Data Start Marker

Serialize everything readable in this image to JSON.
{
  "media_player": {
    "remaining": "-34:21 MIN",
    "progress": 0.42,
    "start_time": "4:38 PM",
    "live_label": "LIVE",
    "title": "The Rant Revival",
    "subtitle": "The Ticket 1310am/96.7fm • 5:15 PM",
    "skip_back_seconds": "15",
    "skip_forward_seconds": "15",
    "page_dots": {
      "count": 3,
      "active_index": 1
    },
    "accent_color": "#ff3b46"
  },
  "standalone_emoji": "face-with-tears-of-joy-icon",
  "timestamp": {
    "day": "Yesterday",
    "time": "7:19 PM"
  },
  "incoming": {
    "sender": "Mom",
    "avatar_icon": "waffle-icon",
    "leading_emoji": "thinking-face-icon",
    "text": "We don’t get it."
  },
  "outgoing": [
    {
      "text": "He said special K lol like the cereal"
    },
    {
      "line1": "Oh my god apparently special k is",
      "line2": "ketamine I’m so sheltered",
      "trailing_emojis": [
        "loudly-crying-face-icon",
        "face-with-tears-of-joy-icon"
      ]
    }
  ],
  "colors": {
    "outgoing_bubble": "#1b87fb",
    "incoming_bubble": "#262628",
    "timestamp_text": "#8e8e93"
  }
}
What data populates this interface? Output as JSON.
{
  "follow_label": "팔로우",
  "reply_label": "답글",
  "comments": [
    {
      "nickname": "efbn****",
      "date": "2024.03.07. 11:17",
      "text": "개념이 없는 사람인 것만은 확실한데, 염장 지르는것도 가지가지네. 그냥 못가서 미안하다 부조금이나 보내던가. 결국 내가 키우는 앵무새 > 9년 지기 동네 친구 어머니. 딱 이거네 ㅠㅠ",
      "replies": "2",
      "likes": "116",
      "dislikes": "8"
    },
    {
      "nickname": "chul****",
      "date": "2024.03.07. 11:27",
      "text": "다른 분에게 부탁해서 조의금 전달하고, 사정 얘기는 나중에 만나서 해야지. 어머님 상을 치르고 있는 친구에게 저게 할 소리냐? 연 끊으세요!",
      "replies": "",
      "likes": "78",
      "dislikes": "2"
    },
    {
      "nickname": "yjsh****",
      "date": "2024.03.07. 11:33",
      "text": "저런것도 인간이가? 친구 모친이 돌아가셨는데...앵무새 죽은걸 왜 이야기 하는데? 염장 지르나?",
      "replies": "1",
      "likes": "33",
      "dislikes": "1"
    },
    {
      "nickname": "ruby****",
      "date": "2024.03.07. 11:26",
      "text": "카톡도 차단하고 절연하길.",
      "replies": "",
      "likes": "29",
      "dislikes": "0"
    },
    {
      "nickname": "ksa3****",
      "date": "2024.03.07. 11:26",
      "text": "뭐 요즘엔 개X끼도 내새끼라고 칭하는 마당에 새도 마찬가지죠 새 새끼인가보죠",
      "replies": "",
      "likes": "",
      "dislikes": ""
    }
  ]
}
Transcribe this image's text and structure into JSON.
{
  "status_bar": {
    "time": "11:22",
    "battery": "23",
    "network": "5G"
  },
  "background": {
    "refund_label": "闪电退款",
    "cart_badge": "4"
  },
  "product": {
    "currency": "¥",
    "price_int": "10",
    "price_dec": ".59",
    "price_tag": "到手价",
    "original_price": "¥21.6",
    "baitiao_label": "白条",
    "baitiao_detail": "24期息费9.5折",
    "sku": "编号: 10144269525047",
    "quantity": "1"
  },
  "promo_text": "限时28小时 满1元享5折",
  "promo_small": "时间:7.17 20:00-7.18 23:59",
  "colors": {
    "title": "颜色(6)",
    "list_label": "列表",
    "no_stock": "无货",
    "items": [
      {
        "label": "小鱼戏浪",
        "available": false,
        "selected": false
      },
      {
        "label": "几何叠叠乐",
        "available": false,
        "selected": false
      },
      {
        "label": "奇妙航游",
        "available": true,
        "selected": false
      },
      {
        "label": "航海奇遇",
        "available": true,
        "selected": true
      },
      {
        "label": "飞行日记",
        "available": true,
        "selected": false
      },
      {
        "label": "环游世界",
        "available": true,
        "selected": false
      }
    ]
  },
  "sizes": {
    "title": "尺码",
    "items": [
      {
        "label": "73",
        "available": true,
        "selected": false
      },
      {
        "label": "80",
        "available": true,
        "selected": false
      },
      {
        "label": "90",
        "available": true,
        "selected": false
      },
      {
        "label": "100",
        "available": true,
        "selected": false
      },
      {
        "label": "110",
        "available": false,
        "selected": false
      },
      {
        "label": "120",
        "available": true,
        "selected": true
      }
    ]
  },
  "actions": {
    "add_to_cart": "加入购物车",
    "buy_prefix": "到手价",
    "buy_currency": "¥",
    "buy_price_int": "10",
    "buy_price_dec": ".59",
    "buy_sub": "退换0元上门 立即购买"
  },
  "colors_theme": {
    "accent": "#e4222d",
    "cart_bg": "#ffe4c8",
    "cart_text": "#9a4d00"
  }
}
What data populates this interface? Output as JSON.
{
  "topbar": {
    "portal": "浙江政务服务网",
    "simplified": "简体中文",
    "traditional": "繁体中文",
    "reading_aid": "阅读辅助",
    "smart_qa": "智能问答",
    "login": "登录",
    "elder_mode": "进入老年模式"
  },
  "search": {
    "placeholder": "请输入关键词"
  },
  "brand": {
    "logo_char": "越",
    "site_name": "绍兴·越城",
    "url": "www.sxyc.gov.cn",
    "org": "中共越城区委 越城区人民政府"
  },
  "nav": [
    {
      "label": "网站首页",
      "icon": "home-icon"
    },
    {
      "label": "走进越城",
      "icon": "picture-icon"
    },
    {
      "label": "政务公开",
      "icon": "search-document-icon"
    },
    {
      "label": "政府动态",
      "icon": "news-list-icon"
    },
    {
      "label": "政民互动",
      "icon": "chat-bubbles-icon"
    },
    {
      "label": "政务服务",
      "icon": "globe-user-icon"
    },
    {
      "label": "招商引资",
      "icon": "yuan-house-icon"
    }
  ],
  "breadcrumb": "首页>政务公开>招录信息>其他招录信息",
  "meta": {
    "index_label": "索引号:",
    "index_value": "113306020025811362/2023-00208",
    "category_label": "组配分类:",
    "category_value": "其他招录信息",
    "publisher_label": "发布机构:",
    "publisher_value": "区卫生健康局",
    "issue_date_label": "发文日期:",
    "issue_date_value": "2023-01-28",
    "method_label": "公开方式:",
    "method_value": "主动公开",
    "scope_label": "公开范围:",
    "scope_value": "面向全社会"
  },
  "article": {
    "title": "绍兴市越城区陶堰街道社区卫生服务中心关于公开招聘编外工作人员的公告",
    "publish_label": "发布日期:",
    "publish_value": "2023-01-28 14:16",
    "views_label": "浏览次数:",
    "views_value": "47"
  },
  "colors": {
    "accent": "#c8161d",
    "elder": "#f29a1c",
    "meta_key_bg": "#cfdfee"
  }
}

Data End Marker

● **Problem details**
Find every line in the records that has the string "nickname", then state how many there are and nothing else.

● **Task answer**
5